Listed entries
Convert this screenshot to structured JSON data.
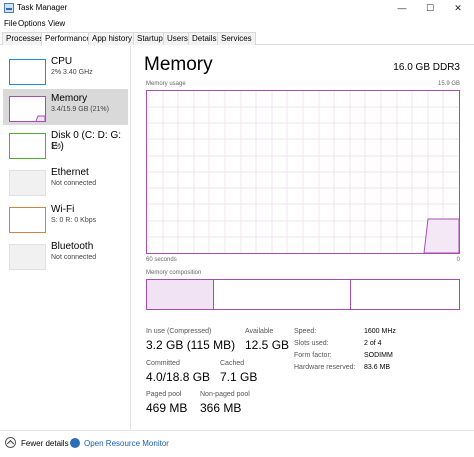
{
  "window": {
    "title": "Task Manager",
    "minimize": "—",
    "maximize": "☐",
    "close": "✕"
  },
  "menu": [
    "File",
    "Options",
    "View"
  ],
  "tabs": [
    "Processes",
    "Performance",
    "App history",
    "Startup",
    "Users",
    "Details",
    "Services"
  ],
  "colors": {
    "cpu": "#1a8fd6",
    "memory": "#a64db3",
    "disk": "#4eb030",
    "ethernet": "#a05c00",
    "wifi": "#a05c00"
  },
  "sidebar": [
    {
      "name": "CPU",
      "sub": "2% 3.40 GHz"
    },
    {
      "name": "Memory",
      "sub": "3.4/15.9 GB (21%)"
    },
    {
      "name": "Disk 0 (C: D: G: E:)",
      "sub": "1%"
    },
    {
      "name": "Ethernet",
      "sub": "Not connected"
    },
    {
      "name": "Wi-Fi",
      "sub": "S: 0 R: 0 Kbps"
    },
    {
      "name": "Bluetooth",
      "sub": "Not connected"
    }
  ],
  "main": {
    "title": "Memory",
    "spec": "16.0 GB DDR3",
    "graph_label": "Memory usage",
    "graph_max": "15.9 GB",
    "graph_xleft": "60 seconds",
    "graph_xright": "0",
    "composition_label": "Memory composition",
    "stats": {
      "in_use_label": "In use (Compressed)",
      "in_use": "3.2 GB (115 MB)",
      "available_label": "Available",
      "available": "12.5 GB",
      "committed_label": "Committed",
      "committed": "4.0/18.8 GB",
      "cached_label": "Cached",
      "cached": "7.1 GB",
      "paged_label": "Paged pool",
      "paged": "469 MB",
      "nonpaged_label": "Non-paged pool",
      "nonpaged": "366 MB"
    },
    "details": {
      "speed_label": "Speed:",
      "speed": "1600 MHz",
      "slots_label": "Slots used:",
      "slots": "2 of 4",
      "form_label": "Form factor:",
      "form": "SODIMM",
      "reserved_label": "Hardware reserved:",
      "reserved": "83.6 MB"
    }
  },
  "footer": {
    "fewer": "Fewer details",
    "monitor": "Open Resource Monitor"
  }
}
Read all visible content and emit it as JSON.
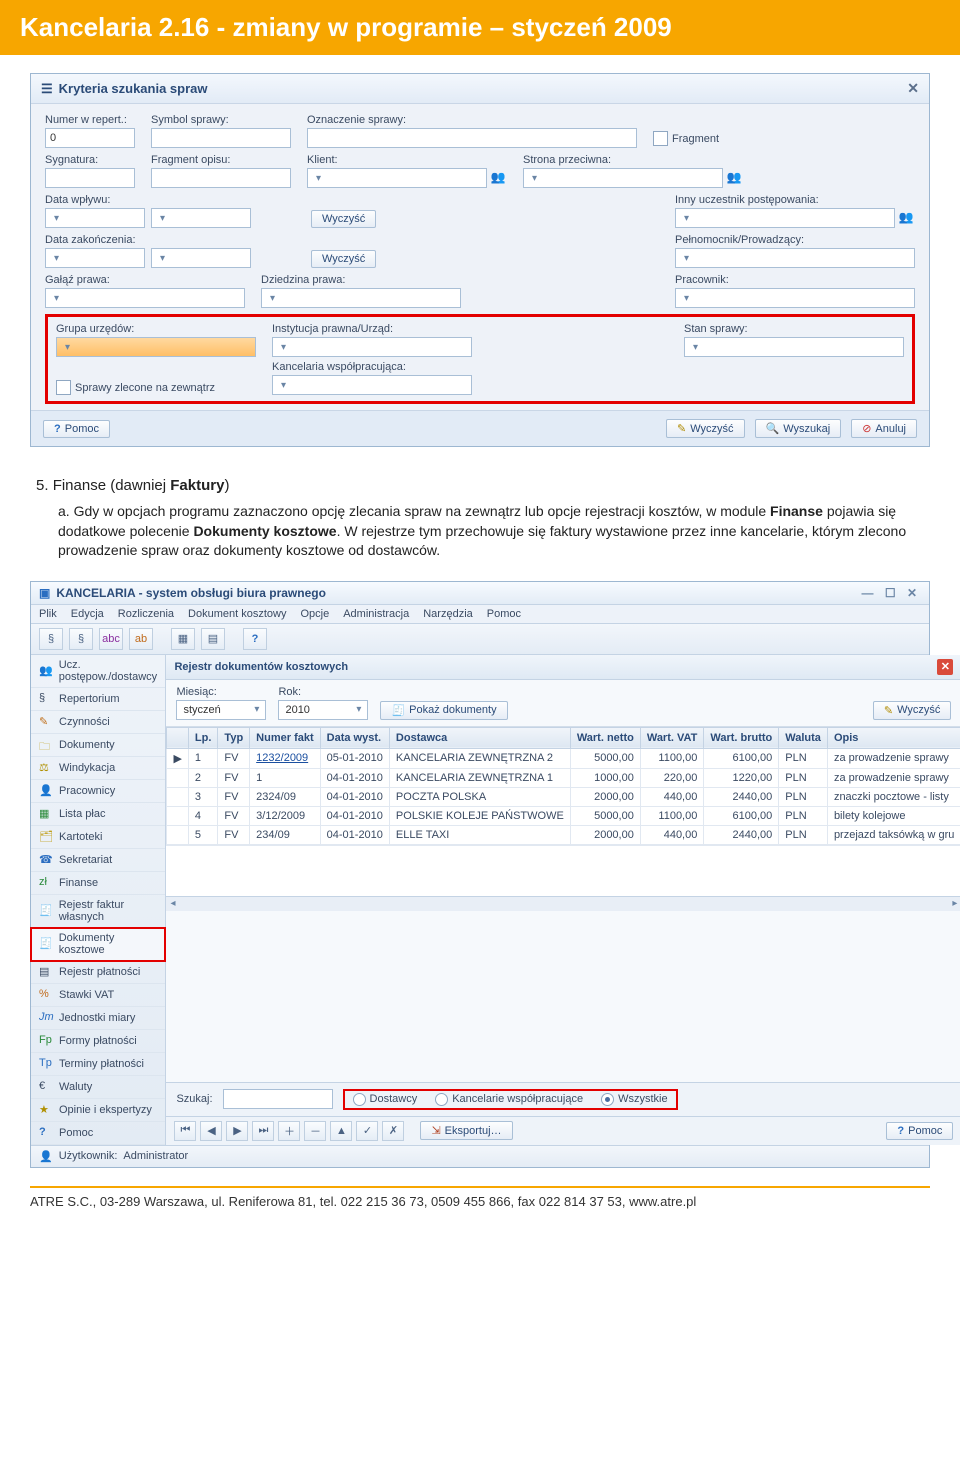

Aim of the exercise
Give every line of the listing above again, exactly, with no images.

Task solution
Convert this screenshot to structured JSON data.
{
  "window": {
    "title": "Task Manager",
    "minimize": "—",
    "maximize": "☐",
    "close": "✕"
  },
  "menu": [
    "File",
    "Options",
    "View"
  ],
  "tabs": [
    "Processes",
    "Performance",
    "App history",
    "Startup",
    "Users",
    "Details",
    "Services"
  ],
  "colors": {
    "cpu": "#1a8fd6",
    "memory": "#a64db3",
    "disk": "#4eb030",
    "ethernet": "#a05c00",
    "wifi": "#a05c00"
  },
  "sidebar": [
    {
      "name": "CPU",
      "sub": "2% 3.40 GHz"
    },
    {
      "name": "Memory",
      "sub": "3.4/15.9 GB (21%)"
    },
    {
      "name": "Disk 0 (C: D: G: E:)",
      "sub": "1%"
    },
    {
      "name": "Ethernet",
      "sub": "Not connected"
    },
    {
      "name": "Wi-Fi",
      "sub": "S: 0 R: 0 Kbps"
    },
    {
      "name": "Bluetooth",
      "sub": "Not connected"
    }
  ],
  "main": {
    "title": "Memory",
    "spec": "16.0 GB DDR3",
    "graph_label": "Memory usage",
    "graph_max": "15.9 GB",
    "graph_xleft": "60 seconds",
    "graph_xright": "0",
    "composition_label": "Memory composition",
    "stats": {
      "in_use_label": "In use (Compressed)",
      "in_use": "3.2 GB (115 MB)",
      "available_label": "Available",
      "available": "12.5 GB",
      "committed_label": "Committed",
      "committed": "4.0/18.8 GB",
      "cached_label": "Cached",
      "cached": "7.1 GB",
      "paged_label": "Paged pool",
      "paged": "469 MB",
      "nonpaged_label": "Non-paged pool",
      "nonpaged": "366 MB"
    },
    "details": {
      "speed_label": "Speed:",
      "speed": "1600 MHz",
      "slots_label": "Slots used:",
      "slots": "2 of 4",
      "form_label": "Form factor:",
      "form": "SODIMM",
      "reserved_label": "Hardware reserved:",
      "reserved": "83.6 MB"
    }
  },
  "footer": {
    "fewer": "Fewer details",
    "monitor": "Open Resource Monitor"
  }
}
Read all visible content and emit it as JSON.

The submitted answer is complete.